» **ACTIVITY**: Where a line below holds the string "this", that line goes into the answer.
= Beginning of Section =
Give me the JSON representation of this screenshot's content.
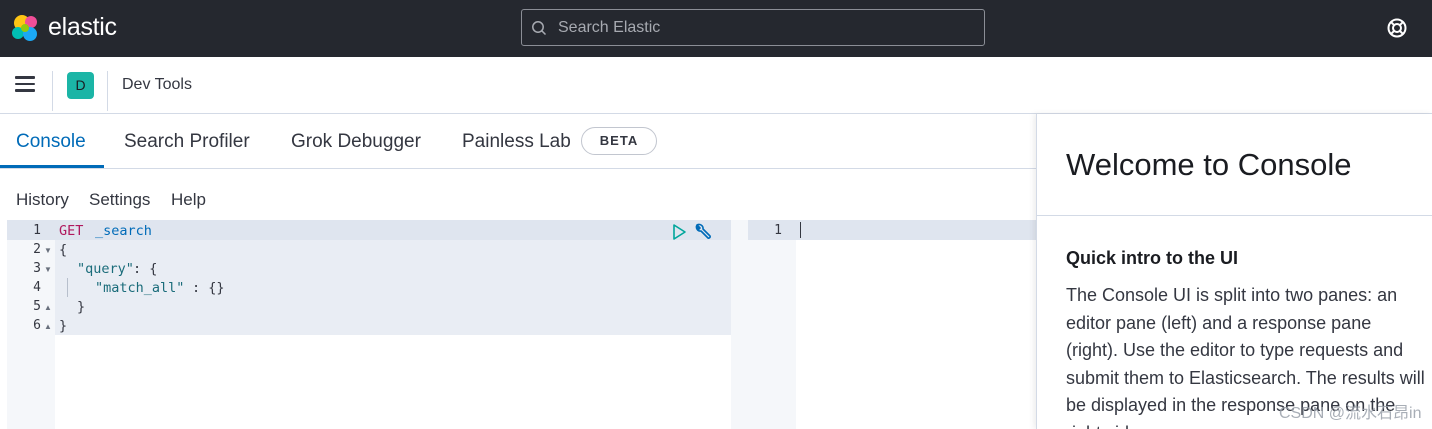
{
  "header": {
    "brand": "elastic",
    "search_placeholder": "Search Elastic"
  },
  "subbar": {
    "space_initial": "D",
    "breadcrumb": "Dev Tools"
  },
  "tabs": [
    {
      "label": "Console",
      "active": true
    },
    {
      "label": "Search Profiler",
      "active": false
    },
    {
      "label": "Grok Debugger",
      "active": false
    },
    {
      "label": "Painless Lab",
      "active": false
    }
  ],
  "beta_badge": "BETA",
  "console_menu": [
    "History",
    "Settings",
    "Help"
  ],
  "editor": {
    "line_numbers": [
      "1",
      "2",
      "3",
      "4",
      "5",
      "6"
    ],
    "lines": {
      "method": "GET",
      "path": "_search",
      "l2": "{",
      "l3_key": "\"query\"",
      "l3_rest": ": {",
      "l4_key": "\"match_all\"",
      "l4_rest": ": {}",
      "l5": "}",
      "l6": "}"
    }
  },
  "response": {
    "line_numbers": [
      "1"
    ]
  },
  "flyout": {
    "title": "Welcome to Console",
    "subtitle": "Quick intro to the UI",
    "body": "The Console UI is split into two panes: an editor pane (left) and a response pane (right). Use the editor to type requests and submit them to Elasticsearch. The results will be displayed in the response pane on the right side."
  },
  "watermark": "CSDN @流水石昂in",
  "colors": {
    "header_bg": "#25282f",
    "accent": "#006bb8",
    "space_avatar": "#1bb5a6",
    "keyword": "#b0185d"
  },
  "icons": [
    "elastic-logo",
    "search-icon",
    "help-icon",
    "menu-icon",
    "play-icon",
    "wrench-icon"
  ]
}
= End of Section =
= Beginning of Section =
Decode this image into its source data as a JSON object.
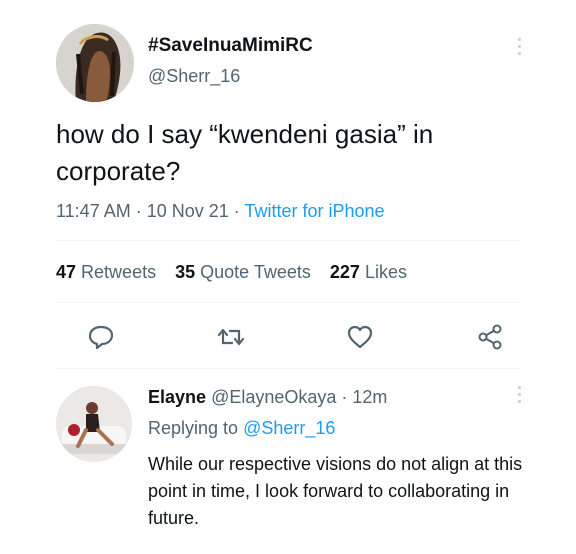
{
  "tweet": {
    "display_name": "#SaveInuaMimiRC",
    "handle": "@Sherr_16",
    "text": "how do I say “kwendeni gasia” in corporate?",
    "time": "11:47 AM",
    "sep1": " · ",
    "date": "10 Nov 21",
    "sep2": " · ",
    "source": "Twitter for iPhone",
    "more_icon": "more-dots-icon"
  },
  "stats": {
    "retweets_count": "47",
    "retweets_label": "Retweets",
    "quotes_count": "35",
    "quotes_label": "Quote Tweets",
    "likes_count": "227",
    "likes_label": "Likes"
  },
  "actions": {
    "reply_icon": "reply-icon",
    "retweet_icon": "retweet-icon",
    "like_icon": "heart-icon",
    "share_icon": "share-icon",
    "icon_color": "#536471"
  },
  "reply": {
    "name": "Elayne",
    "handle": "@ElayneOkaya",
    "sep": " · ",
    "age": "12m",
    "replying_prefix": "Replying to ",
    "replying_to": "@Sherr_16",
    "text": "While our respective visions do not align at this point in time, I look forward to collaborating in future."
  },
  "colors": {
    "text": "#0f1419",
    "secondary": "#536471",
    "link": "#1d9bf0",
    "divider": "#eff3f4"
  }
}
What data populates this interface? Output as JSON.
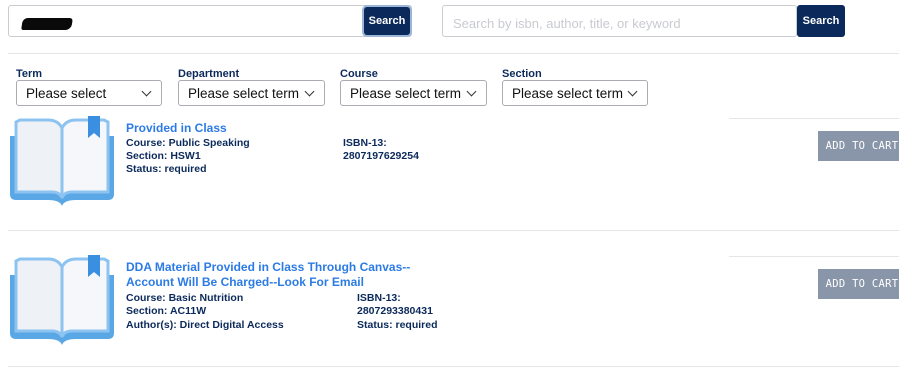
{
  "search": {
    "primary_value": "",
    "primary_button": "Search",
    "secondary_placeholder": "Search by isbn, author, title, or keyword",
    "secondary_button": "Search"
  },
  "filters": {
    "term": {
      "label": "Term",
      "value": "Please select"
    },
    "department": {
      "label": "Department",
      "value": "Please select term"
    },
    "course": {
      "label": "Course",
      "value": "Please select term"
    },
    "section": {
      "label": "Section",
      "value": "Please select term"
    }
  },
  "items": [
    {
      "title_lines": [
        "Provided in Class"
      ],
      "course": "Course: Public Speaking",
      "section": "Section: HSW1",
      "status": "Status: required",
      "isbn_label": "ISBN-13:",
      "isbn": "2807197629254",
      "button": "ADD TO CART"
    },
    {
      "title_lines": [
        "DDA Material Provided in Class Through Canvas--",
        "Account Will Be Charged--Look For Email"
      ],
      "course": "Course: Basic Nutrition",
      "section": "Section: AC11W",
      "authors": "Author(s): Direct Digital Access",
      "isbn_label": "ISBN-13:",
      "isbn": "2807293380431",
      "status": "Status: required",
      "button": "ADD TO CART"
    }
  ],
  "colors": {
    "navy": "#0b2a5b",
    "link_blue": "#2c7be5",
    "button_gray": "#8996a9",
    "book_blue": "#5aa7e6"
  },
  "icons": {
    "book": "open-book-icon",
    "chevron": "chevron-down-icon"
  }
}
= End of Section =
» **REPLY**:
Give me the JSON representation of this screenshot's content.
Decode this image into its source data as a JSON object.
    "text": "While our respective visions do not align at this point in time, I look forward to collaborating in future."
What data populates this interface? Output as JSON.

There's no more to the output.